TASK BRIEF
Scan the listing below and copy every line holding "name".

RECORD SET

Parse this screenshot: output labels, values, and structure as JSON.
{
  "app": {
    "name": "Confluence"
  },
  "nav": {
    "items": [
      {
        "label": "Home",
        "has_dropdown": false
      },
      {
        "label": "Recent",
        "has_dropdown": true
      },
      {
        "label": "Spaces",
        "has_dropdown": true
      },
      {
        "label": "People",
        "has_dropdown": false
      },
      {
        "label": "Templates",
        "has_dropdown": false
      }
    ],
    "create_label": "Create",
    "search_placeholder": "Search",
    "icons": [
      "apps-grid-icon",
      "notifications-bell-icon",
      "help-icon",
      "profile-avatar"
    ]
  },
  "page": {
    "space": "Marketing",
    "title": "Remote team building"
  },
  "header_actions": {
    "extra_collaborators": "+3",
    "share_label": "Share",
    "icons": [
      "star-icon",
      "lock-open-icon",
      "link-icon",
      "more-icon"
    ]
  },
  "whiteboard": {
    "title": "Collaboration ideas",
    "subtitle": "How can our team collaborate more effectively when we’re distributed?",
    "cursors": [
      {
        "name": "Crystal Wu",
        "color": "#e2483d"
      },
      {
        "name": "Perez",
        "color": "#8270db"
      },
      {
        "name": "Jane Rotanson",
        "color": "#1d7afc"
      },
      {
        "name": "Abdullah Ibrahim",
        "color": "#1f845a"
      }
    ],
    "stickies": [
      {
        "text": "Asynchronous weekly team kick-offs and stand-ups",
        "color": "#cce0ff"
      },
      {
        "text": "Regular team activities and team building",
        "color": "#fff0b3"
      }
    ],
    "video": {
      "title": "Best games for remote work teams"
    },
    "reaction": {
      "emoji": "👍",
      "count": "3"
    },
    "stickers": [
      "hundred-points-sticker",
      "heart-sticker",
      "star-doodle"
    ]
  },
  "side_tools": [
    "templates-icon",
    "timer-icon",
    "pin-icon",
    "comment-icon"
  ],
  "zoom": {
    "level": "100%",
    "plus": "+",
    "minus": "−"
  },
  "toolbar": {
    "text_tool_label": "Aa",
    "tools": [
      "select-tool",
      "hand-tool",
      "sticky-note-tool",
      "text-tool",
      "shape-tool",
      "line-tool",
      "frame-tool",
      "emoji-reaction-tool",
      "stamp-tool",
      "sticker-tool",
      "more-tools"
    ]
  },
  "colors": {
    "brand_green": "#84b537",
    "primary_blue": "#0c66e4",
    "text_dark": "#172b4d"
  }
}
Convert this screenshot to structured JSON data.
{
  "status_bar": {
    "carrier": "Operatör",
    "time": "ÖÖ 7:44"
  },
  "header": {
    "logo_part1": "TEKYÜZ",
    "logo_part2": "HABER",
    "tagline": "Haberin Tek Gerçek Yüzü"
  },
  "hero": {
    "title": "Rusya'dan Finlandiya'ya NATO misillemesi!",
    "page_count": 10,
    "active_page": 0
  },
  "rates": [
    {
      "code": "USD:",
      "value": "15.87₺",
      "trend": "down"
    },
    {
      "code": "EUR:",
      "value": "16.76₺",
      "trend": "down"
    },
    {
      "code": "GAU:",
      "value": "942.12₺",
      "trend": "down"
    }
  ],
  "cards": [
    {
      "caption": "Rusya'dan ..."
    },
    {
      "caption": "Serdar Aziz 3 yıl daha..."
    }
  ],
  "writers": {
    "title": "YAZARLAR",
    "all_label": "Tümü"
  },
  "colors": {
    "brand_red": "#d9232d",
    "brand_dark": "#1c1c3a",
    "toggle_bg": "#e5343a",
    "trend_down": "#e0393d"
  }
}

RESPONSE TO THIS TASK
    "name": "Confluence"
        "name": "Crystal Wu",
        "name": "Perez",
        "name": "Jane Rotanson",
        "name": "Abdullah Ibrahim",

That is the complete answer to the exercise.